I saw a video of Donetsk airport completely bombed. It was called Sergej Prokofiev because he was Ukrainian. It is known that he died without glory on the same day as Stalin. But luckily his beautiful music has remained. I was alone in Kiev for two weeks in 2001 and I think with great sadness about what is happening now all over Ukraine. I was there to record my first two CDs directed by the excellent Fabio Mastrangelo. I had met many orchestras who during the first rehearsal of my Fables had been unwelcoming and distrustful. A trombone approached me to tell me that his part was not playable, and I replied that it had already been played 5 times with various orchestras. After recording other pieces, they played my Florestan with so much empathy and pathos in such a beautiful performance that they all burst into a big applause. It was one of the most exciting moments of my life. Unforgettable. The 11 recordings ended with extreme cordiality and professionalism that they could only show me with big smiles, because only the artistic director knew a few words of English. The evening with pizza and beer to celebrate the end of the recordings was a moment of great human warmth that I have never felt again in other orchestras. Much singing, jokes, and speeches. As usual, I didn’t know what to say and felt very embarrassed. The trombone came to me and gave me his hand. In the meantime, I also managed to visit all the most beautiful places in Kiev which is very extensive.

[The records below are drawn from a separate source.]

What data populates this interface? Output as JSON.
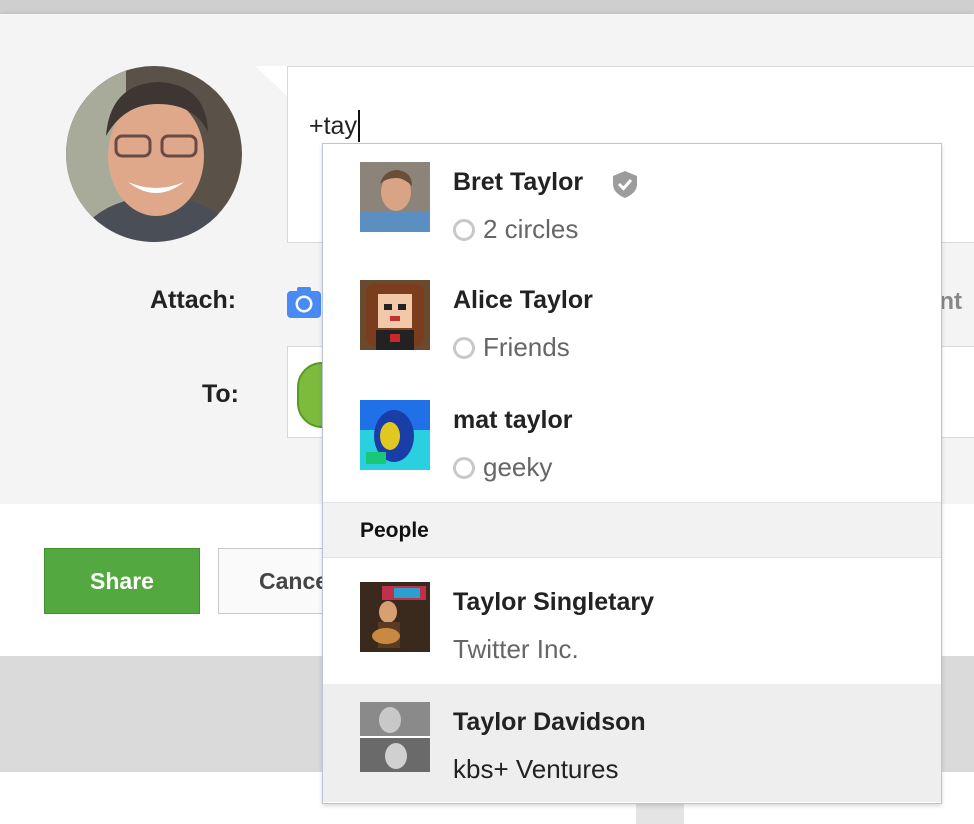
{
  "composer": {
    "input_text": "+tay"
  },
  "labels": {
    "attach": "Attach:",
    "to": "To:",
    "attach_partial": "ent"
  },
  "buttons": {
    "share": "Share",
    "cancel": "Cance"
  },
  "suggestions": {
    "circles": [
      {
        "name": "Bret Taylor",
        "detail": "2 circles",
        "verified": true
      },
      {
        "name": "Alice Taylor",
        "detail": "Friends"
      },
      {
        "name": "mat taylor",
        "detail": "geeky"
      }
    ],
    "people_header": "People",
    "people": [
      {
        "name": "Taylor Singletary",
        "detail": "Twitter Inc."
      },
      {
        "name": "Taylor Davidson",
        "detail": "kbs+ Ventures"
      }
    ]
  },
  "colors": {
    "share_button": "#53a93f",
    "dropdown_border": "#b9c4d6",
    "highlight_row": "#eeeeee",
    "camera_icon": "#4a8af4"
  }
}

In those times I walked a lot. First of all, the Baroque Cathedral outside, but inside Byzantine (as in Ravenna) of Santa Sofia with extraordinary mosaics in the city center. The vast Lavra Monastery, a grandiose and spectacular place on the top of a very green hill and all the way downhill to the Dnieper River. Here there were many buildings and small churches beyond the main Dormition Church and inside the hill meanders of tunnels with caves full of ancient coffins of monks and mummified local saints. A huge complex. And then the 11th century Great Golden Gate of Kyiv, whose exterior is a historical reconstruction. Inside there are the ruins of two extremely thick ancient walls which I returned to see as if they were a sanctuary for its symbol in Classical Music and in History. At that time only a small part could be seen because the rest was being restored. I saw the delightful ballet Scheherazade at the grandiose Opera House, with very colorful sets and costumes. The central part of the monumental nineteenth-century city, Piazza Maidan, is very beautiful and well arranged in a grandiose way in the centre of various hills and there at a corner is the Conservatory all in white marble. They were also still renovating the subway in the central square. And then the old part of Kyiv, much more authentic and pretty, had not yet been restored and painted in various colors as they are now. This leaves me speechless because the houses were all rather dilapidated. In fact, the photos I see now show an amazing restoration of the whole city. In addition, they have built many skyscrapers on the other side of the river and in any case tall houses in the center too. There was only a limited quantity on the other side of the river. Even in a modern area, they have all been painted in different colors. When I went to the Besarabya market in a big building the food was very poor. I remember a cheese area where there were many women with handkerchiefs on their heads behind long tables placed in a square and they sold only one type of cheese similar to our soft ricotta. I felt sad because I didn’t know who to go to. They only sold their one type of cheese, they were all poor and they all needed to earn! The same for other foods, little choice and basic, but the flowers were amazing, very varied, and many even in large mixed compositions. Such a grandiose impact of colours. The Ukrainians have done a great job in all these years and they don’t deserve this war. We hope that the Russians will limit themselves only to bombing airports and strategic and military areas. But how does the loss of life compare with the works they have created!? How I would like to return to see it in all its full beauty!